by Keith Ekiss
Published: Sat Jul 1 2006
Wosene Worke Kosrof, The Inventor V (detail), 2022, acrylic on linen. Courtesy of Sullivan Goss Gallery, Santa Barbara, California
Even the rattle, like skin, is camouflage
—sound of mesquite pods shaking
from a violent breeze. Take the shortcut
home through the wash, its length
draws a line in the sand, thicker
than the thickest bullwhip. Better
to find one flat, belly to dust,
as in the Bible, then coiled like a maze.
The last thing a snake wants is to strike:
my skin doesn’t leave a hunting scent.
It’s best to freeze and step away slowly.
My mother had seen one sidewinding
through the kitchen. We hid in her room,
with the spade, until my father found it
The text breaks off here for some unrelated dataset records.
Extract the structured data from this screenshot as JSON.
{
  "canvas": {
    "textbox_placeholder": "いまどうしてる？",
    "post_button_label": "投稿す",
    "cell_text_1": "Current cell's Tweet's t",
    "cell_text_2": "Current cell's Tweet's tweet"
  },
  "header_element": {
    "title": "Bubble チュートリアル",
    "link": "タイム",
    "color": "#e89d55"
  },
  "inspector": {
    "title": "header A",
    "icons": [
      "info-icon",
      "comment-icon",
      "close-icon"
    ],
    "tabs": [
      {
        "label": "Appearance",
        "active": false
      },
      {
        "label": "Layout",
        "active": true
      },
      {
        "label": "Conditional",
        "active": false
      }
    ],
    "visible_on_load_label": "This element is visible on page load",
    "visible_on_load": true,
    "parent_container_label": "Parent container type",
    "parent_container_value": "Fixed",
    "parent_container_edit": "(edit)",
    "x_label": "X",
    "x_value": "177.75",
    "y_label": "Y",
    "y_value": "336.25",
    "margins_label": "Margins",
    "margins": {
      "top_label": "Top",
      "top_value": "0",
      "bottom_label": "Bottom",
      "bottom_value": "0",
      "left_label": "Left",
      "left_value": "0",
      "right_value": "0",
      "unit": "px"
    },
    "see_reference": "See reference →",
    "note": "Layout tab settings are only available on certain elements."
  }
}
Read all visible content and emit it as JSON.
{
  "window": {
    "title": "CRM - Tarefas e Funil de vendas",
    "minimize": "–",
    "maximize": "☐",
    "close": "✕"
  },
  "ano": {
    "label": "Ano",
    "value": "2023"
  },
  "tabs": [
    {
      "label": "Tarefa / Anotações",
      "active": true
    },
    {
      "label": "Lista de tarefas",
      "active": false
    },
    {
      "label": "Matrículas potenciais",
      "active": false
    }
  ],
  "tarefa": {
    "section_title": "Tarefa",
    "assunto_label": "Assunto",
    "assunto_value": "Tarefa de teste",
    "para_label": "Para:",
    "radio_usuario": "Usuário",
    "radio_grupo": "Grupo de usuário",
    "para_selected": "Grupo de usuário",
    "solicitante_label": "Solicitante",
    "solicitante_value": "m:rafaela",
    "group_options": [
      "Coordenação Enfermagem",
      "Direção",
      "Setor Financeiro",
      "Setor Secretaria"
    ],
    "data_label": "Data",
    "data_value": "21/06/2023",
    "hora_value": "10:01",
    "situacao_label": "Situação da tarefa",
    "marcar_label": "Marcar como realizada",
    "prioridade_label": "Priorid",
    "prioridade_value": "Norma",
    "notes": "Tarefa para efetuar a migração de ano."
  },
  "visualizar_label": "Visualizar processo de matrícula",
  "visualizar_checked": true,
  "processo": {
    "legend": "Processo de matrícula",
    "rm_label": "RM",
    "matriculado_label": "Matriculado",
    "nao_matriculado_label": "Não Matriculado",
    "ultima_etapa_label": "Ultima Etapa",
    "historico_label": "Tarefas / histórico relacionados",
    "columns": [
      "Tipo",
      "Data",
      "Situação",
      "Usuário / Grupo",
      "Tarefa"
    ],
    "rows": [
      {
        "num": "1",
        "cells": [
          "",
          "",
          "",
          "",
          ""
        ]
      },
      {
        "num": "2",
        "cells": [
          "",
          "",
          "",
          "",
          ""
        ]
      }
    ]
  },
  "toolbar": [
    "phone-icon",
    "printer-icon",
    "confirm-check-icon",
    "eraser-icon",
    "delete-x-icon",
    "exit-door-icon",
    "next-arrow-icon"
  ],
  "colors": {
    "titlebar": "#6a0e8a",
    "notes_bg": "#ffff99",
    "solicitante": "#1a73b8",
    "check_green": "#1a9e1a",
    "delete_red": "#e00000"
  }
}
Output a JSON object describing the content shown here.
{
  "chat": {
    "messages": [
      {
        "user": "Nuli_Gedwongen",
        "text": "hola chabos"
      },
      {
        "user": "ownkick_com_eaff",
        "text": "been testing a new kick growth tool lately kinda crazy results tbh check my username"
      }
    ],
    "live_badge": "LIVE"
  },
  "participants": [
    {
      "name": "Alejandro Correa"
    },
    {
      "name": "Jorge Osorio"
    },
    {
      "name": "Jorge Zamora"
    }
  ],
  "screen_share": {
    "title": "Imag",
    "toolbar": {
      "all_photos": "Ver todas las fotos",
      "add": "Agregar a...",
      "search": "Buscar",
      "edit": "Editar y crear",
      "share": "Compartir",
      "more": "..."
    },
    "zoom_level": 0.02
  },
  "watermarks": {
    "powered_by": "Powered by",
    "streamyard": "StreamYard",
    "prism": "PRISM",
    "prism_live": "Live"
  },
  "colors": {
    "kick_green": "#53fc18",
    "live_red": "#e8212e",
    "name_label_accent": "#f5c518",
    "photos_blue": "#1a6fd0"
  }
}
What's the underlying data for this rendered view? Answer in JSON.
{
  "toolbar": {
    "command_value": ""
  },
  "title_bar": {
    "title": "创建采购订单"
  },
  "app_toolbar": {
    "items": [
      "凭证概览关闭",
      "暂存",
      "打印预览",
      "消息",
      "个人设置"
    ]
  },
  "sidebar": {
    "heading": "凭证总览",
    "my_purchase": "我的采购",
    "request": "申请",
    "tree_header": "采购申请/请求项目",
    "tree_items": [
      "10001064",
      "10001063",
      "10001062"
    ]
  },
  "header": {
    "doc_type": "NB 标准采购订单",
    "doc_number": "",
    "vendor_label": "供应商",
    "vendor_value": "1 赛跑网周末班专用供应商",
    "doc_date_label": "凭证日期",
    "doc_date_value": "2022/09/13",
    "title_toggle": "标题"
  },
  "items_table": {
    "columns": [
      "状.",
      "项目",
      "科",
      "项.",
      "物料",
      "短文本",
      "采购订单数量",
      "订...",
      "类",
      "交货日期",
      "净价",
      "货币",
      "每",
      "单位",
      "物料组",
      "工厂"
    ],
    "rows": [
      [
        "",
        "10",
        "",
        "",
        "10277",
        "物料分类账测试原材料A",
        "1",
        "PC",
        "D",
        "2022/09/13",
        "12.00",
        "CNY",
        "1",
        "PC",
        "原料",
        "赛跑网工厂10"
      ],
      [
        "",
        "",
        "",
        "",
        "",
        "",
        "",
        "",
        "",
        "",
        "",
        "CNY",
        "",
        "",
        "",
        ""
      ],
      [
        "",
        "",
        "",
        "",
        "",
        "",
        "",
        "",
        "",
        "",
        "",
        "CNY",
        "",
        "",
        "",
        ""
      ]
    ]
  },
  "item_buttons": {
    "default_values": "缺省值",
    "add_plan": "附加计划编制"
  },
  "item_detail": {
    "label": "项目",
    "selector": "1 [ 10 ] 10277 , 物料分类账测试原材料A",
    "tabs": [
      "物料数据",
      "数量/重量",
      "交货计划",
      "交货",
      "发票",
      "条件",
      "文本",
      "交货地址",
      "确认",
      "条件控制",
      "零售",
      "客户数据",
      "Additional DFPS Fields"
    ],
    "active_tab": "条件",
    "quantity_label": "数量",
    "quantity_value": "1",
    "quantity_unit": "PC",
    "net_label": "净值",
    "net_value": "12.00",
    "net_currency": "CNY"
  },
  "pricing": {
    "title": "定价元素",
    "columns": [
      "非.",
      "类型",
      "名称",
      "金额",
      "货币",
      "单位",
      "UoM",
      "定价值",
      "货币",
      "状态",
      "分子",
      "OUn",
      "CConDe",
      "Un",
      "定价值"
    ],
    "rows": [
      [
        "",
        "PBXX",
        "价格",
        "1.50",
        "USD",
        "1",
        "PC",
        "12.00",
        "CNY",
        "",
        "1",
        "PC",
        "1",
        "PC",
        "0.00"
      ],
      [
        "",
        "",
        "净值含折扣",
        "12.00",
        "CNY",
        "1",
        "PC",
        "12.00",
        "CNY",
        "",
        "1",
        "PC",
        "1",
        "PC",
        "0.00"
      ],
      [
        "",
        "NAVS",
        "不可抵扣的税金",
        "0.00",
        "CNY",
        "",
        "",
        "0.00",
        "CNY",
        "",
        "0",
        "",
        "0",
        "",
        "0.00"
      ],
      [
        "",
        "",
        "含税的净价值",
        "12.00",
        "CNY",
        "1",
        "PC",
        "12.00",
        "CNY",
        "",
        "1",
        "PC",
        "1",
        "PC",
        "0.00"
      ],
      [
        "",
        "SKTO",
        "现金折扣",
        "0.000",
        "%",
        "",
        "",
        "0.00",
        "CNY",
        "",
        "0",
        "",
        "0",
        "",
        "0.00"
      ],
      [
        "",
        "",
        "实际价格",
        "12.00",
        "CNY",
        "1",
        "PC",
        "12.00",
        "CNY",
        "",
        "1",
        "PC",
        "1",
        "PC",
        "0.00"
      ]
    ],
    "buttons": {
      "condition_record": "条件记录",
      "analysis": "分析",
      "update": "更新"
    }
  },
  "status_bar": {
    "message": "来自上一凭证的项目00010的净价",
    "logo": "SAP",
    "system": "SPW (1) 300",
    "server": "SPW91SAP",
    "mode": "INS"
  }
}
in the shadows of the bed. He slit the body
lengthwise. I recoiled. Arms went itchy.
Everything crawled with cruelty.
An oily smell scrolled up from the skin.
He hung the slough to dry—
skeletal and waxy in garage light.